Bob Johnston, Bovis’ leader, says that the £48m hit it announced this week resulted from overexpansion between 2003 and 2004. He said: “It was a period of high growth for the business and the industry, and we ‘re having to address some of the shortcomings in our approach to taking on additional risk without having the depth of skills and capabilities to service it.”
That was before Johnston’s time, when Adrian Chamberlain was at the helm. When Johnston arrived, he restructured the business, and its senior management.

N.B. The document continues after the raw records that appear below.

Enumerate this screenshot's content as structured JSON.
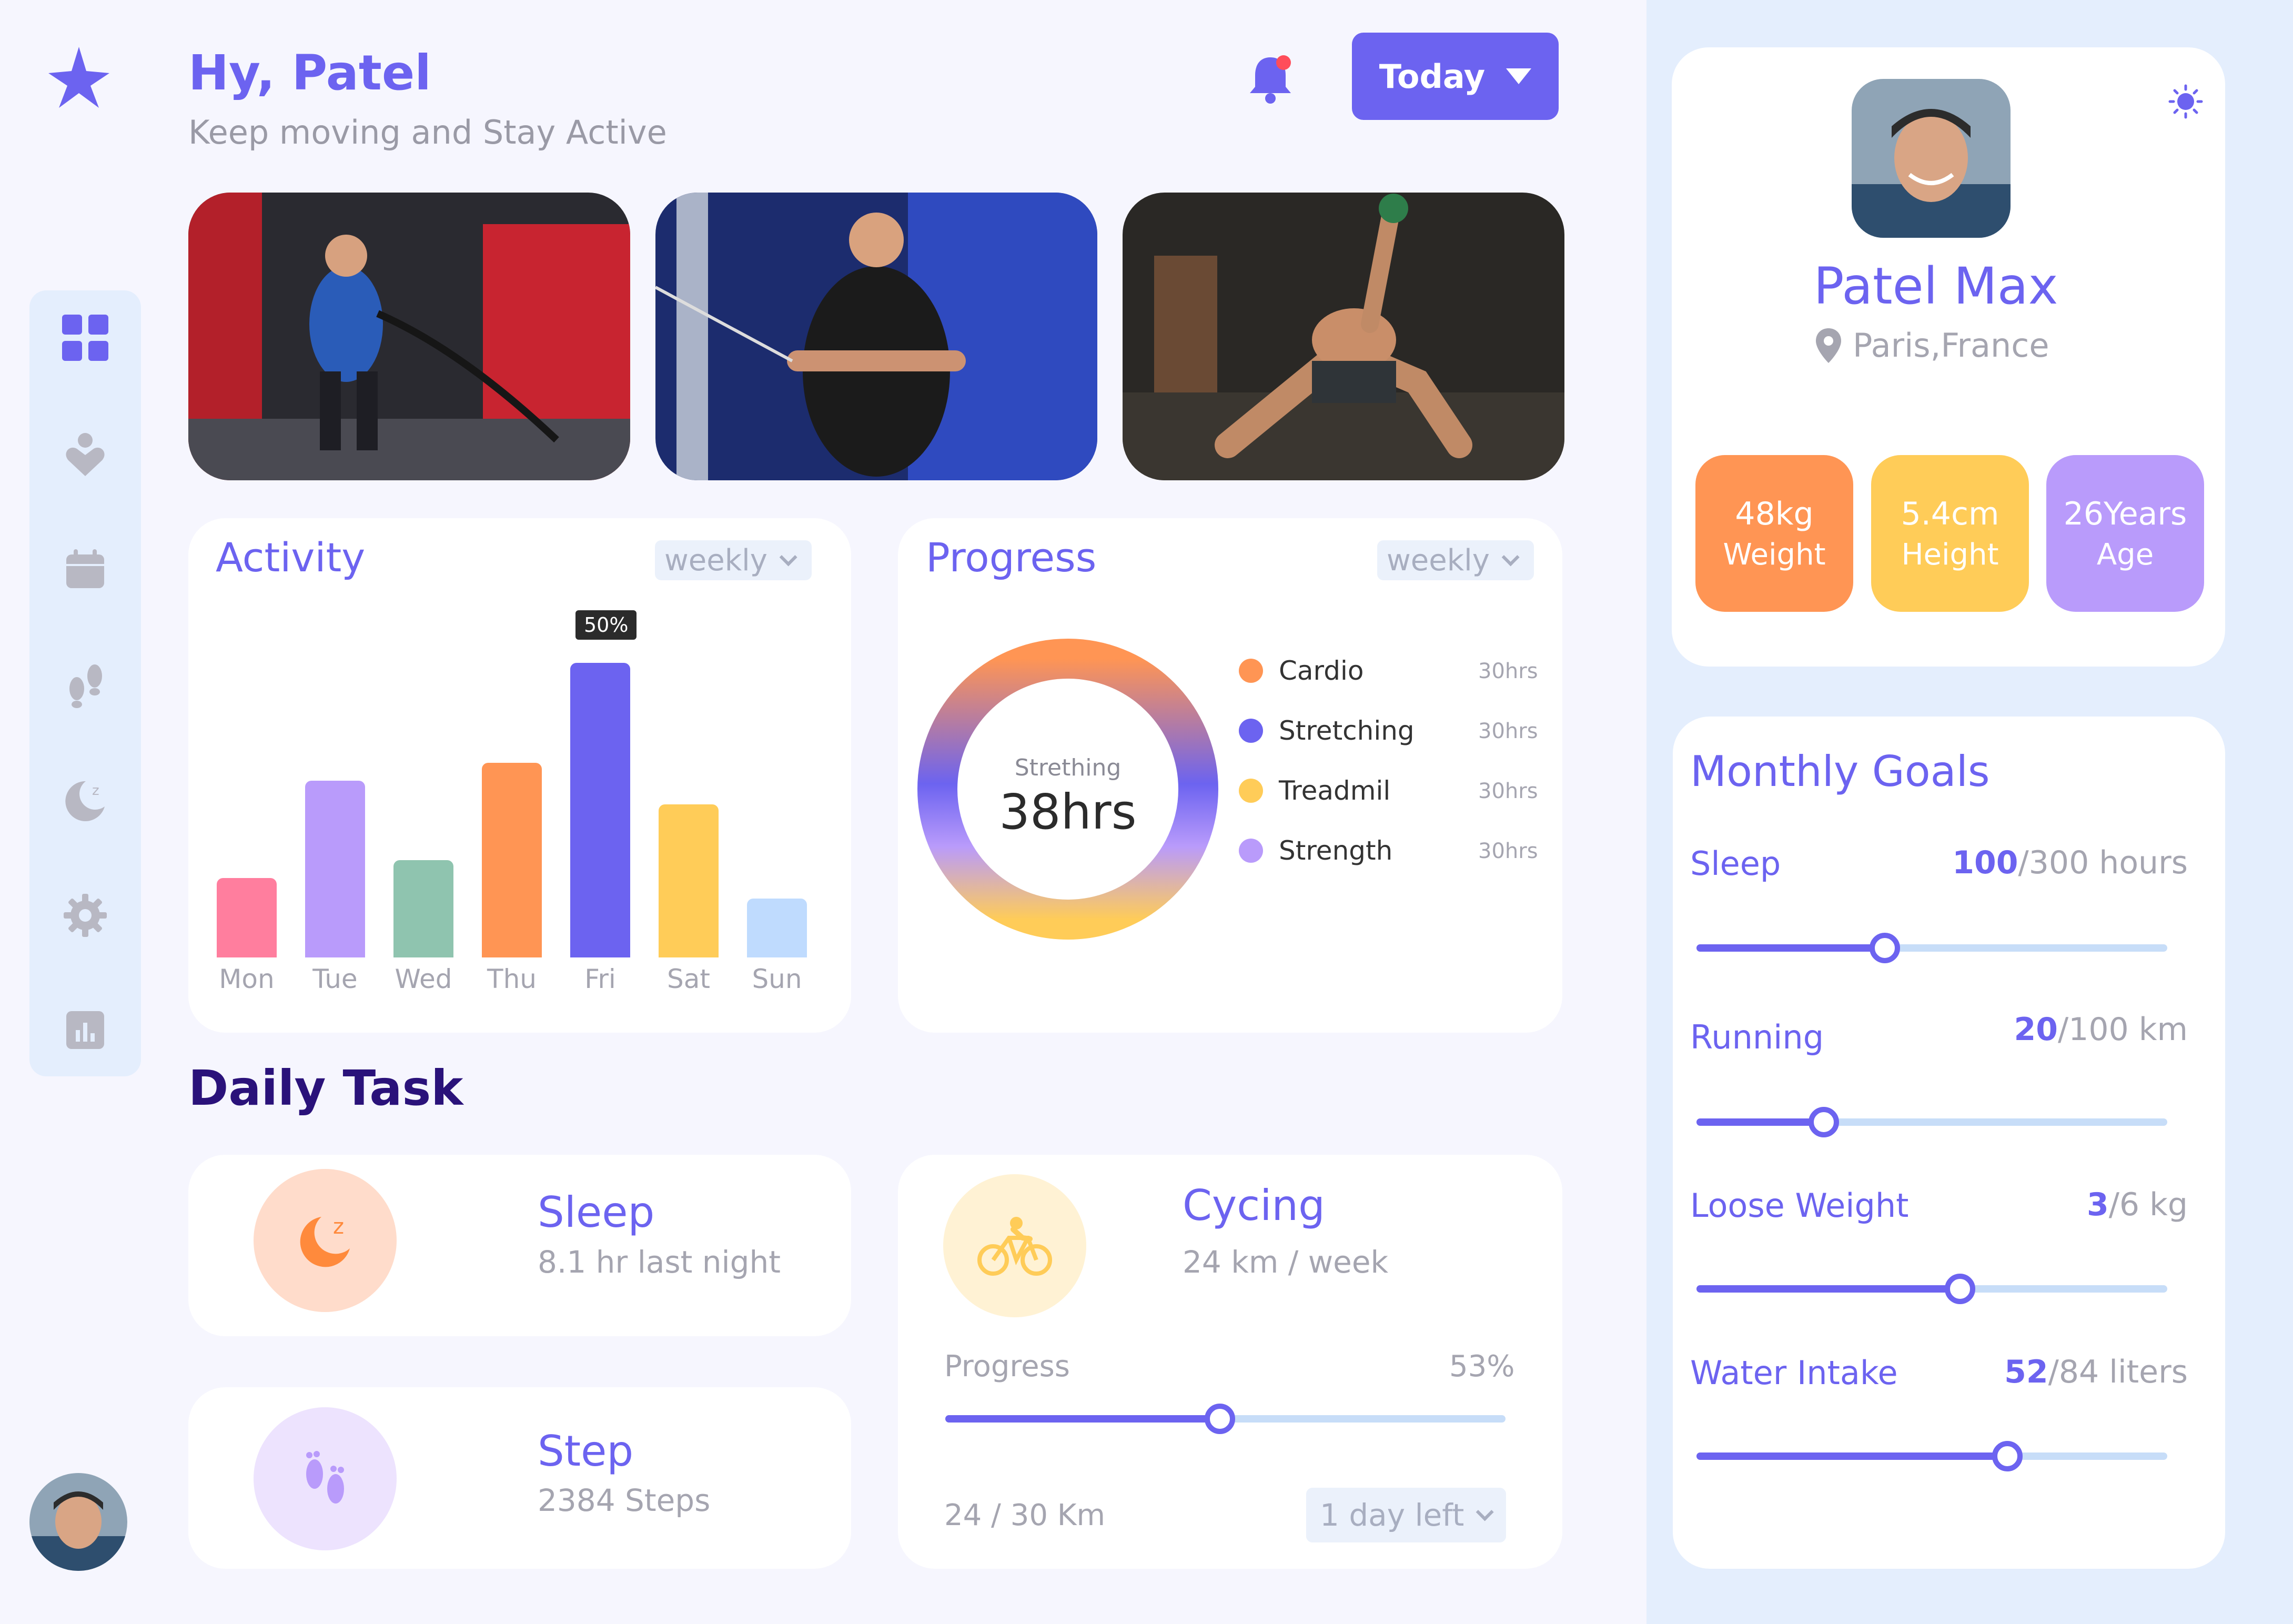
{
  "header": {
    "greeting": "Hy, Patel",
    "subtitle": "Keep moving and Stay Active",
    "period_button": "Today"
  },
  "sidebar": {
    "items": [
      {
        "icon": "grid-icon",
        "active": true
      },
      {
        "icon": "heart-icon",
        "active": false
      },
      {
        "icon": "calendar-icon",
        "active": false
      },
      {
        "icon": "footprints-icon",
        "active": false
      },
      {
        "icon": "moon-icon",
        "active": false
      },
      {
        "icon": "gear-icon",
        "active": false
      },
      {
        "icon": "bar-chart-icon",
        "active": false
      }
    ]
  },
  "activity": {
    "title": "Activity",
    "filter": "weekly",
    "highlight_label": "50%"
  },
  "chart_data": {
    "type": "bar",
    "categories": [
      "Mon",
      "Tue",
      "Wed",
      "Thu",
      "Fri",
      "Sat",
      "Sun"
    ],
    "values": [
      27,
      60,
      33,
      66,
      100,
      52,
      20
    ],
    "colors": [
      "#FF7E9E",
      "#B99BFB",
      "#8FC4AF",
      "#FF9554",
      "#6C63F0",
      "#FFCC58",
      "#BFDBFE"
    ],
    "ylim": [
      0,
      100
    ]
  },
  "progress": {
    "title": "Progress",
    "filter": "weekly",
    "center_label": "Strething",
    "center_value": "38hrs",
    "legend": [
      {
        "name": "Cardio",
        "value": "30hrs",
        "color": "#FF9554"
      },
      {
        "name": "Stretching",
        "value": "30hrs",
        "color": "#6C63F0"
      },
      {
        "name": "Treadmil",
        "value": "30hrs",
        "color": "#FFCC58"
      },
      {
        "name": "Strength",
        "value": "30hrs",
        "color": "#B99BFB"
      }
    ]
  },
  "daily_task": {
    "title": "Daily Task",
    "sleep": {
      "name": "Sleep",
      "detail": "8.1 hr last night"
    },
    "step": {
      "name": "Step",
      "detail": "2384 Steps"
    },
    "cycling": {
      "name": "Cycing",
      "detail": "24 km / week",
      "progress_label": "Progress",
      "progress_value": "53%",
      "progress_fraction": 0.49,
      "distance": "24  / 30 Km",
      "deadline": "1 day left"
    }
  },
  "profile": {
    "name": "Patel Max",
    "location": "Paris,France",
    "stats": [
      {
        "value": "48kg",
        "label": "Weight",
        "color": "#FF9554"
      },
      {
        "value": "5.4cm",
        "label": "Height",
        "color": "#FFCC58"
      },
      {
        "value": "26Years",
        "label": "Age",
        "color": "#B99BFB"
      }
    ]
  },
  "monthly_goals": {
    "title": "Monthly Goals",
    "goals": [
      {
        "name": "Sleep",
        "current": "100",
        "target": "/300 hours",
        "fraction": 0.4
      },
      {
        "name": "Running",
        "current": "20",
        "target": "/100 km",
        "fraction": 0.27
      },
      {
        "name": "Loose Weight",
        "current": "3",
        "target": "/6 kg",
        "fraction": 0.56
      },
      {
        "name": "Water Intake",
        "current": "52",
        "target": "/84 liters",
        "fraction": 0.66
      }
    ]
  }
}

Jason Millett left in June 2006 after 18 months as UK chief executive. Before that he was managing director of the northern business. When Johnston arrived in November 2005 he clashed with Millett. Johnston was not happy that the firm’s UK chief executive was based in Manchester, and Millett was not happy with Johnston’s decision to split the UK business into a construction and a PFI arm. A string of high-profile departures followed, including Andrew Silverbeck, the chief financial officer.
Johnston swiftly brought in his old friend, and fellow Australian, Murray Coleman, as UK chief executive. He had been running the Asia Pacific region and, like Johnston, was known for his firm, no-nonsense approach to his work.
The problems at the Manchester Joint Hospitals scheme largely centred on the heart and renal unit, which was handed over behind schedule in December last year.
The project is extraordinarily complex. It involves 13 new buildings and the renovation others, some of which are over 100 years old. The client comprises 44 groups and has involved over 2,500 design submissions. Johnston said this “added to the inefficiency”.
Unsurprisingly, he has vowed to take a more cautious view on such high-risk projects in future.